“We serve a holy, holy, holy God,” Mike Hess proclaimed in his inaugural conference session as national representative. As he opened the 2019 conference’s first session, Hess addressed the theme “Essence of Worship.” He offered a definition which serves well to frame the entire discussion of worship as he said, “Worship is adoring God and submitting to Him in response to Who He is and what He has done.” Such a definition is vital as it brings the attention back to God and away from the many pitfalls into which churches and ministries are prone to fall. While the word worship brings to most people’s minds thoughts of singing, praise bands, and program schedules, Hess reminded conferees that before any of those things can be discussed, God—and His holiness in particular—must be the starting point for all worship. This reminder is both timely and critical as culture continues to turn its focus inward.
Yet, such an assertion is often easier said than done; so, working from Isaiah 6:1–14, Hess illustrated how God’s holiness can be the only proper source for all worship of God.
As Hess opened the text of Isaiah, he showed from verses 1 through 4 that God’s holiness fuels worship by bringing awareness of God. Isaiah saw a vision of the throne room of God in which the train of God’s robe filled the room (Isa. 6:1). Hess recapped verses 1–4, saying, “God’s holiness demands attention.” When Isaiah saw this, he realized an unavoidable truth: God is holy and there is simply no escaping. “Everyone will live with the reality of God forever and ever,” Hess explained.
In contrast to the undeniable awareness that God’s holiness brings to mankind, God’s holiness served as a mirror to show Isaiah the true depth of his own unholiness (Isa. 6:5). Hess pointed out this is also true for believers today, as God’s holiness fuels an accurate assessment of self. To demonstrate this, Hess noted that every time a church celebrates the baptism of an individual, it is as if it is celebrating that a person is a wicked, vile, and filthy sinner because when unholy man compares himself to holy God, it becomes abundantly clear that each person is thoroughly sinful. That is why, as Hess stated, “Instead of amazing people with us, amaze them with God!”

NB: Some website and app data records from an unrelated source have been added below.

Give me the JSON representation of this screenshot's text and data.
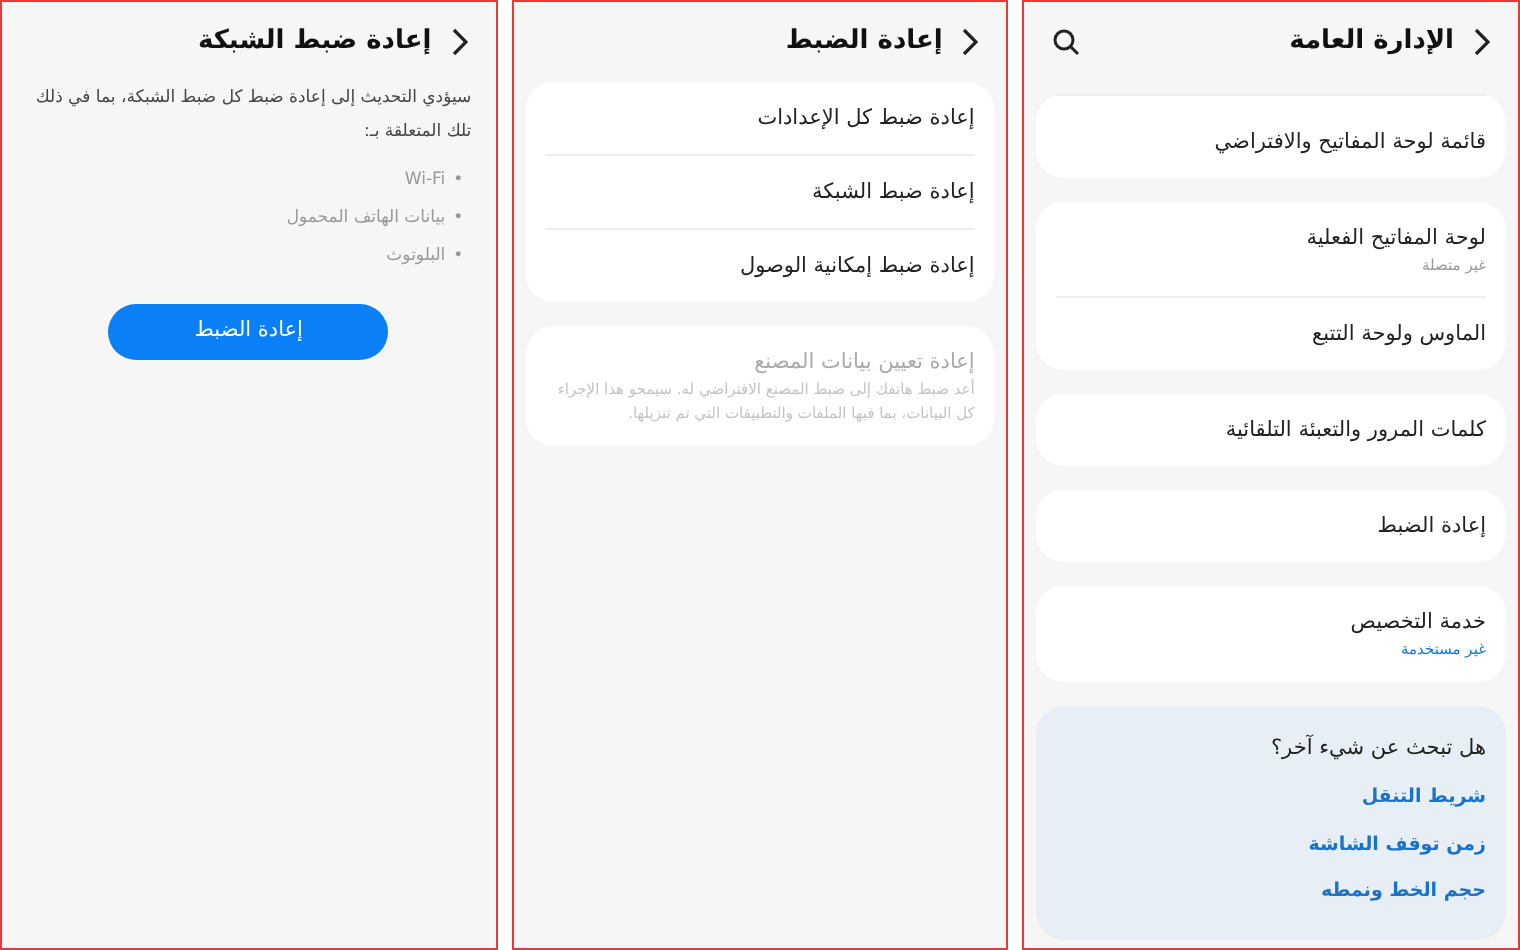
{
  "network_reset_screen": {
    "title": "إعادة ضبط الشبكة",
    "description": "سيؤدي التحديث إلى إعادة ضبط كل ضبط الشبكة، بما في ذلك تلك المتعلقة بـ:",
    "bullet": "•",
    "bullets": [
      "Wi-Fi",
      "بيانات الهاتف المحمول",
      "البلوتوث"
    ],
    "button": "إعادة الضبط"
  },
  "reset_screen": {
    "title": "إعادة الضبط",
    "groups": [
      {
        "items": [
          {
            "label": "إعادة ضبط كل الإعدادات",
            "disabled": false
          },
          {
            "label": "إعادة ضبط الشبكة",
            "disabled": false
          },
          {
            "label": "إعادة ضبط إمكانية الوصول",
            "disabled": false
          }
        ]
      },
      {
        "items": [
          {
            "label": "إعادة تعيين بيانات المصنع",
            "description": "أعد ضبط هاتفك إلى ضبط المصنع الافتراضي له. سيمحو هذا الإجراء كل البيانات، بما فيها الملفات والتطبيقات التي تم تنزيلها.",
            "disabled": true
          }
        ]
      }
    ]
  },
  "general_management_screen": {
    "title": "الإدارة العامة",
    "groups": [
      {
        "items": [
          {
            "kind": "plain",
            "label": "قائمة لوحة المفاتيح والافتراضي"
          }
        ]
      },
      {
        "items": [
          {
            "kind": "status",
            "label": "لوحة المفاتيح الفعلية",
            "subtitle": "غير متصلة"
          },
          {
            "kind": "plain",
            "label": "الماوس ولوحة التتبع"
          }
        ]
      },
      {
        "items": [
          {
            "kind": "plain",
            "label": "كلمات المرور والتعبئة التلقائية"
          }
        ]
      },
      {
        "items": [
          {
            "kind": "plain",
            "label": "إعادة الضبط"
          }
        ]
      },
      {
        "items": [
          {
            "kind": "link",
            "label": "خدمة التخصيص",
            "subtitle": "غير مستخدمة"
          }
        ]
      }
    ],
    "suggestions": {
      "heading": "هل تبحث عن شيء آخر؟",
      "links": [
        "شريط التنقل",
        "زمن توقف الشاشة",
        "حجم الخط ونمطه"
      ]
    }
  }
}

Though it would be easy to despair over the reality of God’s holiness against man’s unholiness, Isaiah 6:6–7 show that God’s holiness should fuel man’s understanding of hope. Thankfully, as Hess showed, because God is holy, He is the only one who qualifies to make an unholy person clean. “God is the initiator and God is the provider,” Hess said, and because of that truth, there is great hope.
As Hess brought the opening session to a close, he explained from verses 8 through 13 that God’s holiness fuels man’s understanding of mission. For any church or individual’s mission to be informed by any source other than God’s holiness is to attempt a futile and fruitless endeavor. But against the desires of sinful man, the mission God gives is not filled with promises of pleasure and prosperity; it is filled with difficulty and trials. Yet as Hess pointed out, God is worthy of our service because He is a great, holy, and gracious God. He said, “The greatest thing the GARBC has going for it is this—we serve a great God!”
In closing, it was quite fitting that all in attendance sang together with one voice, “Holy, Holy, Holy, Lord God Almighty”
Our God truly is holy, holy, holy!